by Brian T. Lynch, MSW
The Hoboken mayor was disappointed by the small amount of federal funds received after Hurricane Sandy. Looking at how Mitigation Grants were distributed I don't blame her. These funds were spread out a mile wide and an inch deep.
It's common sense. When limited funds are received to prepare for future storms, the money should be targeted to do the most good. Here was an opportunity to help save our coast from a rising ocean.
Hoboken sits on the tidal estuary of the Hudson River. Over a thousand buildings were seriously damaged by tide waters laced with sewerage, yet Hoboken received the same funding as East Hanover, a town 23 miles inland.
Dover is even smaller and further inland. Storm damage was far less severe, yet it received nearly as much funding as Hoboken. This made no sense until I remembered the shocking endorsement of Christie for Governor by Dover Democrats. Could it be related? Should we be looking into whether Sandy Relief funds were influenced more by political calculations than storm related issues?
A state executive said funds were distributed in a "methodical way with stakeholder input." How were these stakeholders chosen? Was it based on future storm hazards or future political ambitions? I have questions.
Hoboken storm funding: The programs at the center of the controversy
The Star-Ledger January 21, 2014
By Erin O'Neillhttp://www.nj.com/news/index.ssf/2014/01/hoboken_storm_funding_the_programs_at_the_center_of_the_controversy.html
The governor’s office claims nearly $70 million in disaster relief has funneled into Hoboken since Hurricane Sandy.
Hoboken Mayor Dawn Zimmer says her flood-ravaged city has been awarded only $342,000 in recovery aid.
Both are right.
They’re right because they’re talking apples and oranges.
The mayor is referring to money that has been awarded to the city’s government.
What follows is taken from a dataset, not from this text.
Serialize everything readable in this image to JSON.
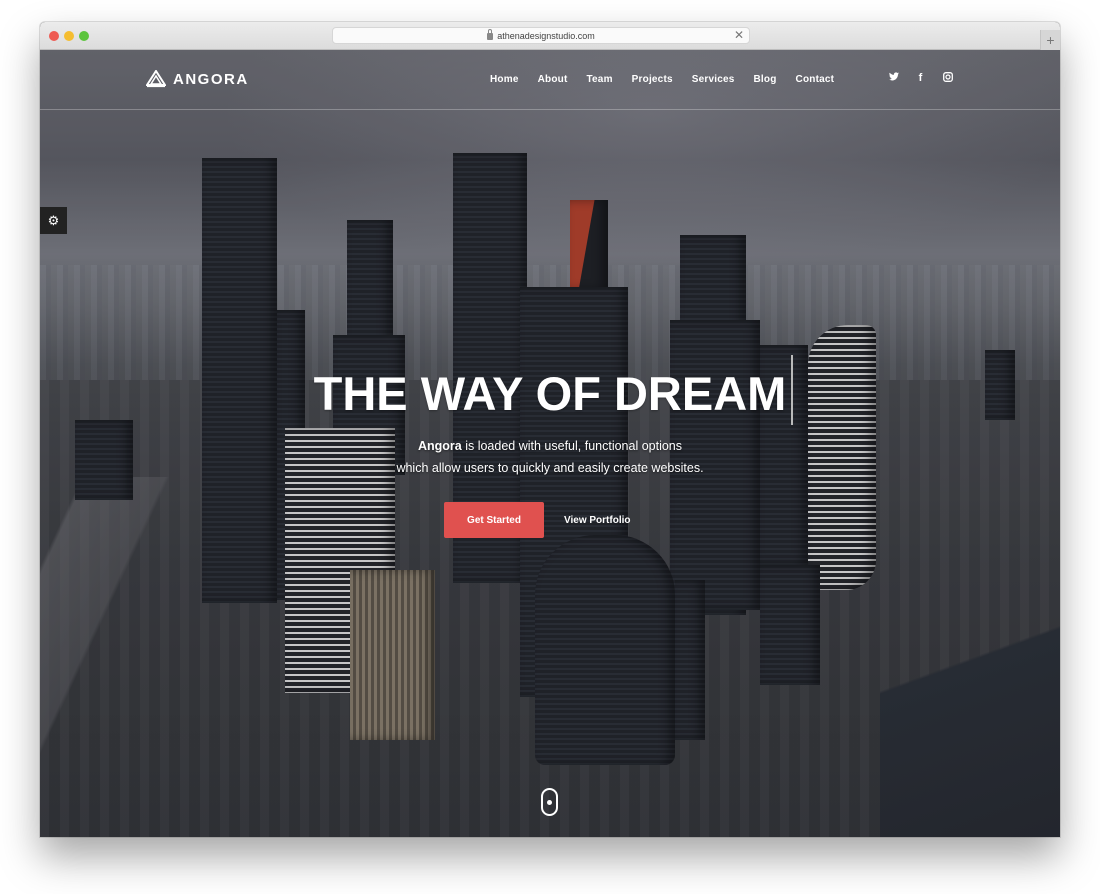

The governor’s office cites the large pool of federal money directly given to businesses and residents.
The back and forth between the mayor and the state highlights the confusion over the billions of dollars flowing into New Jersey in Sandy’s wake. There are no fewer than 50 state-administered recovery programs, along with big federal programs that have provided the bulk of the aid. [snip]
Read more at the link above.